Completeness: I talk sometimes about scope, and in this simple thematic device, that of old friends meeting, the book establishes a complicated history from page one. Why did the friends part? Where did they go? Why are some together, and some separate? Were there mixed feelings, old dramas, triumphs of old? What about that sensation we've all had about life: that the past is dead, never to be felt again.  That you can't go home, and that memory is always different then what was.  I actually can't think of another fantasy book that begins quite this way. The Eddings' Belgariad had old friends meeting up along the road, but off hand that's it.  For all it's tropism in the Dungeon & Dragons world, it is fairly novel.

"Dragons" suffers from a very obvious and perfectly explainable completeness issue: much is purposely left unexplained.

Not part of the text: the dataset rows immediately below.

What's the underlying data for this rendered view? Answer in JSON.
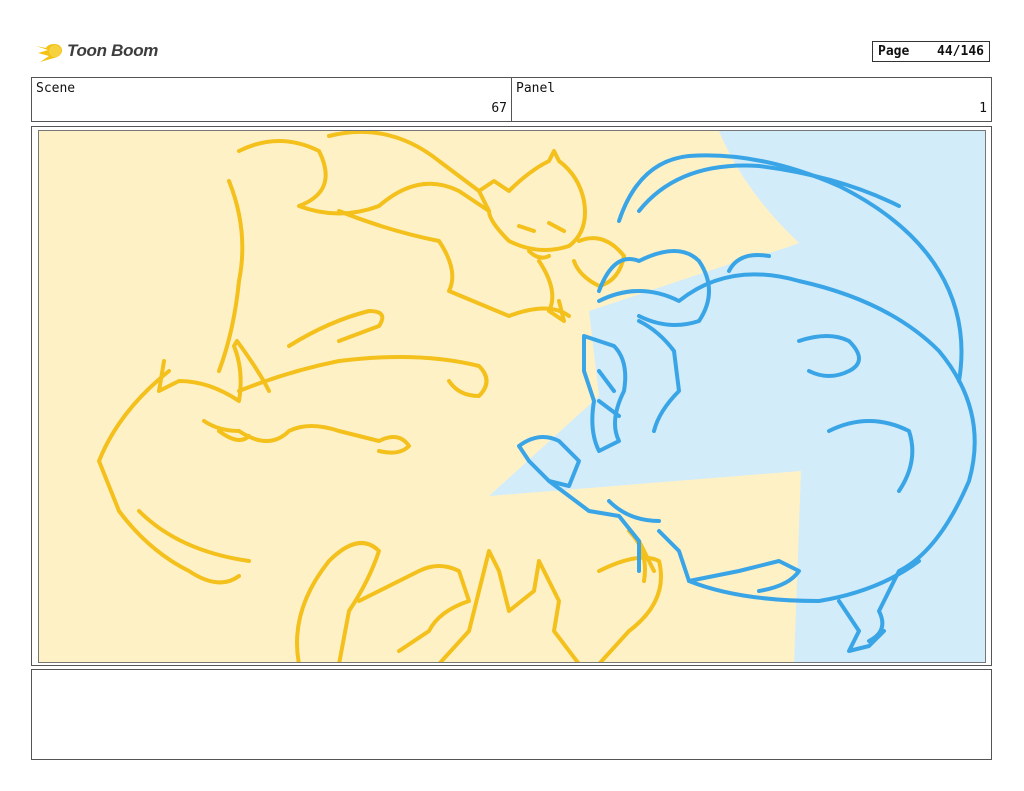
{
  "header": {
    "logo_text": "Toon Boom",
    "page_label": "Page",
    "page_value": "44/146"
  },
  "info": {
    "scene_label": "Scene",
    "scene_value": "67",
    "panel_label": "Panel",
    "panel_value": "1"
  },
  "panel": {
    "image_name": "storyboard-sketch",
    "colors": {
      "background_yellow": "#fff1c6",
      "background_blue": "#d2ecfa",
      "cat_lines": "#f3c01c",
      "rat_lines": "#3aa5e6"
    }
  },
  "notes": {
    "text": ""
  }
}
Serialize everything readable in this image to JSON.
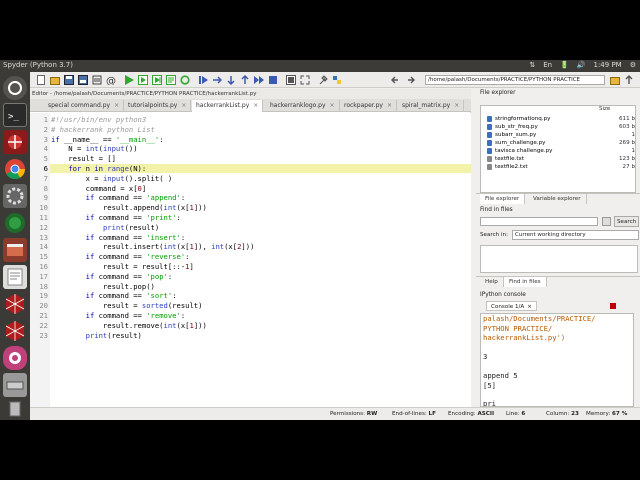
{
  "window": {
    "title": "Spyder (Python 3.7)"
  },
  "tray": {
    "items": [
      "⇅",
      "En",
      "🔋",
      "🔊",
      "1:49 PM",
      "⚙"
    ]
  },
  "toolbar": {
    "working_dir": "/home/palash/Documents/PRACTICE/PYTHON PRACTICE"
  },
  "editor": {
    "title": "Editor - /home/palash/Documents/PRACTICE/PYTHON PRACTICE/hackerrankList.py",
    "tabs": [
      {
        "label": "special command.py"
      },
      {
        "label": "tutorialpoints.py"
      },
      {
        "label": "hackerrankList.py"
      },
      {
        "label": "hackerranklogo.py"
      },
      {
        "label": "rockpaper.py"
      },
      {
        "label": "spiral_matrix.py"
      }
    ],
    "line_numbers": [
      "1",
      "2",
      "3",
      "4",
      "5",
      "6",
      "7",
      "8",
      "9",
      "10",
      "11",
      "12",
      "13",
      "14",
      "15",
      "16",
      "17",
      "18",
      "19",
      "20",
      "21",
      "22",
      "23"
    ]
  },
  "file_explorer": {
    "header": "File explorer",
    "col_size": "Size",
    "files": [
      {
        "name": "stringformationq.py",
        "size": "611 b"
      },
      {
        "name": "sub_str_freq.py",
        "size": "603 b"
      },
      {
        "name": "subarr_sum.py",
        "size": "1"
      },
      {
        "name": "sum_challenge.py",
        "size": "269 b"
      },
      {
        "name": "tavisca challenge.py",
        "size": "1"
      },
      {
        "name": "textfile.txt",
        "size": "123 b"
      },
      {
        "name": "textfile2.txt",
        "size": "27 b"
      }
    ],
    "tab_files": "File explorer",
    "tab_vars": "Variable explorer"
  },
  "find": {
    "header": "Find in files",
    "search_btn": "Search",
    "search_in_label": "Search in:",
    "search_in_value": "Current working directory",
    "tab_help": "Help",
    "tab_find": "Find in files"
  },
  "console": {
    "header": "IPython console",
    "tab": "Console 1/A",
    "lines": [
      "palash/Documents/PRACTICE/",
      "PYTHON PRACTICE/",
      "hackerrankList.py')",
      "",
      "3",
      "",
      "append 5",
      "[5]",
      "",
      "pri"
    ]
  },
  "status": {
    "permissions_label": "Permissions:",
    "permissions": "RW",
    "eol_label": "End-of-lines:",
    "eol": "LF",
    "encoding_label": "Encoding:",
    "encoding": "ASCII",
    "line_label": "Line:",
    "line": "6",
    "col_label": "Column:",
    "col": "23",
    "mem_label": "Memory:",
    "mem": "67 %"
  },
  "colors": {
    "topbar": "#3c3b37",
    "launcher": "#3b3a37",
    "run_green": "#2ea82e",
    "stop_red": "#c00000"
  }
}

The back story to the characters is only alluded to within the trilogy.  Other authors were contracted to pick up the yarn and finish these quests.  This was frustrating in the 80s, as the other authors were never as strong as Weiss & Hickman.  In some cases entire chapters seem to be left out.  That said, Dragons was a pretty thick book for back then.  Particularly given that the average "game module book" probably ran about 250 pages.  It might well be that some of the missing content was merely cut for size.
Flint the King, what Flint did during his 5 year trip

There are a few interesting points I wish to make here.  In almost all fantasy genres of the 80s and early 90s, the basic baddy, the foot soldier of evil was more or less incomprehensible, the other, alien and bestial (orcs, trollocs, demons.  Not so in DragonLance.  Hobgoblins and Draconians are fully sentient, frequently speak the common tongue, and are sometimes even playable races within the games.  So when, in that first chapter of Dragons, Tanis and Flint have a conversation with Fewmaster Toede (a hobgoblin comic-relief villain) it's almost shocking.  Usually when orcs appear, swords are drawn, and orc blood rains black from the heavens.  There is no discussion, no capacity for empathy.  It's just kind of a neat thing.  For all that Jordan advanced the genre, the only conversation he ever had with a Trolloc was one where it was being tortured for information, or attempting to trick its human target.

Fewmaster Toede, almost all of these images are Elmore originals
Last, what Dragons lacks in completeness, the game module, the other books in the series, and the other books in DragonLance as a whole compliment and fill utterly.  Though the book itself seems riddled with holes, you can rest assured that everything is explainable with reference to some rule in the Player's Handbook or in the lore of the series, or even in the fanverse that has, in the intervening years given these books a completely new life.

Having completed my reread of the first novel, I still love the Heroes of the Lance.  My admiration for Weiss and Hickman remains, though it is tempered by the amazing writing of what the future of fantasy would soon hold.